Through a dramatic device the physically misshapen intellect unearths that the perpetrator of his wife’s temptation is a young, high revered minister of the parish, Arthur Dimmesdale. But, instead of publishing the sinner’s disgrace, Chillingworth perceives that the real agony of sin for the much-loved Reverend lies in the dread of its discovery.
In elegant, albeit rather dense, prose, Hawthorne describes the inmost condition of each of the four characters: Hester Prynne, (her daughter) Pearl, Arthur Dimmesdale, and Roger Chillingworth. The action of the book rests not in incident but in the gradual manifestation of the people in the tale until they become totally transparent. We are asked to regard less of the plot and more of the substance, which skilfully finds semblance with our own most intimate nature under each circumstance.
The narrative crosses seven years, during which we read Hester’s thoughts as a pariah of society, watch little Pearl’s elfish, wayward growth, witness Dimmesdale’s rapidly withering health, under a cocktail of Chillingworth’s medicinal care and insidious psychological torture.
Towards the conclusion of the story, Hawthorne engages in the discourse of whether “hatred and love be not the same thing at the bottom.” He contends that each involves a high degree of heart-knowledge, each renders one party dependent for emotional sustenance upon another, and each leaves the lover/hater desolate by the other’s withdrawal.
At the end, this is a romance, whose form assumes the spontaneity of a flower unfolding from a force within, with a moral significance in which we learn that a sinner — rather than live a life of saintly deeds, or scourge himself — should be true, and openly accept his shame, otherwise be subjected to the power not only of those who take the law into their own hands, but also that in the load of secret guilt within his own heart.
What are the white, fluffy clouds saying as they watch over us?

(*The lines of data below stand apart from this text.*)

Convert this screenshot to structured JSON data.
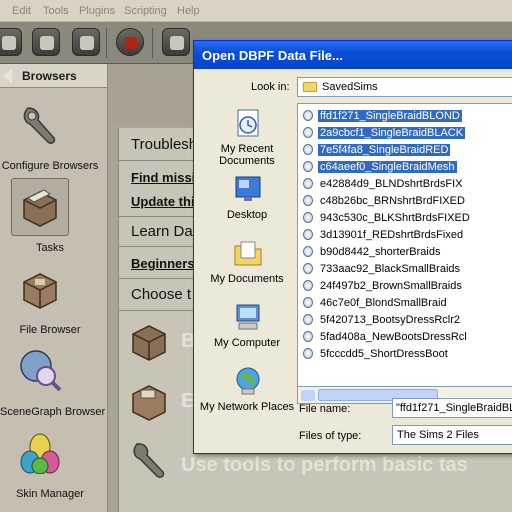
{
  "menu": {
    "items": [
      "Edit",
      "Tools",
      "Plugins",
      "Scripting",
      "Help"
    ]
  },
  "sidebar": {
    "title": "Browsers",
    "items": [
      {
        "label": "Configure Browsers",
        "icon": "wrench-icon"
      },
      {
        "label": "Tasks",
        "icon": "tasks-box-icon"
      },
      {
        "label": "File Browser",
        "icon": "file-box-icon"
      },
      {
        "label": "SceneGraph Browser",
        "icon": "scenegraph-icon"
      },
      {
        "label": "Skin Manager",
        "icon": "skin-eggs-icon"
      }
    ]
  },
  "main": {
    "section1_title": "Troublesh",
    "link1": "Find missin",
    "link2": "Update thi",
    "section2_title": "Learn Da",
    "link3": "Beginners",
    "section3_title": "Choose t",
    "task_b": "B",
    "task_e": "E",
    "task_tools": "Use tools to perform basic tas"
  },
  "dialog": {
    "title": "Open DBPF Data File...",
    "look_in_label": "Look in:",
    "look_in_value": "SavedSims",
    "places": [
      "My Recent Documents",
      "Desktop",
      "My Documents",
      "My Computer",
      "My Network Places"
    ],
    "files": [
      {
        "name": "ffd1f271_SingleBraidBLOND",
        "selected": true
      },
      {
        "name": "2a9cbcf1_SingleBraidBLACK",
        "selected": true
      },
      {
        "name": "7e5f4fa8_SingleBraidRED",
        "selected": true
      },
      {
        "name": "c64aeef0_SingleBraidMesh",
        "selected": true
      },
      {
        "name": "e42884d9_BLNDshrtBrdsFIX",
        "selected": false
      },
      {
        "name": "c48b26bc_BRNshrtBrdFIXED",
        "selected": false
      },
      {
        "name": "943c530c_BLKShrtBrdsFIXED",
        "selected": false
      },
      {
        "name": "3d13901f_REDshrtBrdsFixed",
        "selected": false
      },
      {
        "name": "b90d8442_shorterBraids",
        "selected": false
      },
      {
        "name": "733aac92_BlackSmallBraids",
        "selected": false
      },
      {
        "name": "24f497b2_BrownSmallBraids",
        "selected": false
      },
      {
        "name": "46c7e0f_BlondSmallBraid",
        "selected": false
      },
      {
        "name": "5f420713_BootsyDressRclr2",
        "selected": false
      },
      {
        "name": "5fad408a_NewBootsDressRcl",
        "selected": false
      },
      {
        "name": "5fcccdd5_ShortDressBoot",
        "selected": false
      }
    ],
    "file_name_label": "File name:",
    "file_name_value": "\"ffd1f271_SingleBraidBL",
    "file_type_label": "Files of type:",
    "file_type_value": "The Sims 2 Files"
  }
}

It's Sunday morning, so I go for a walk on the lockdown streets. First, down the footpath, crossing a driveway, where a black cab waits at the McDonald's window, blowing white smoke, a masked face peering out. Then onto the avenue, where a glossy sign advertises a mansion for sale, where potted flowers are hanging over balustrades, and moss climbs on trunks. The sun is out but mist brushes against me, like wool. I look at a yellow-painted house. There is a wide-screen TV on the nature-strip. On to Petrie Square and light filters delicately through a stained-glass mural where in a sea of blue Virgin Mary is holding infant Jesus. A rain-drenched copy of Harry Potter and the Goblet of Fire lies abandoned on the grass. And at the corner of Alexandra Gardens, a night-globe blinks off; it is seven o'clock. The moon in daylight is a pleasure, even if sometimes I think it is like aspirin in a glass. I stop to read a sign beneath a tree: a bicentennial time capsule to be opened in 2088. There are several people of colour in the park today, which makes it cheerful and warm. Somebody has stuck a red blossom in the hands of a bronze sculpture embracing his lover. Elsewhere, art is serving a long sentence and visitors are banned. And so, one has had her constitutional, and one strolls back, past Charcoal Grill, with menus of rump for takeaway and the music posters now wasted and the golf shop on its last days. Two more corners and I am home. There, my heart is waiting in these pages by the window at my desk.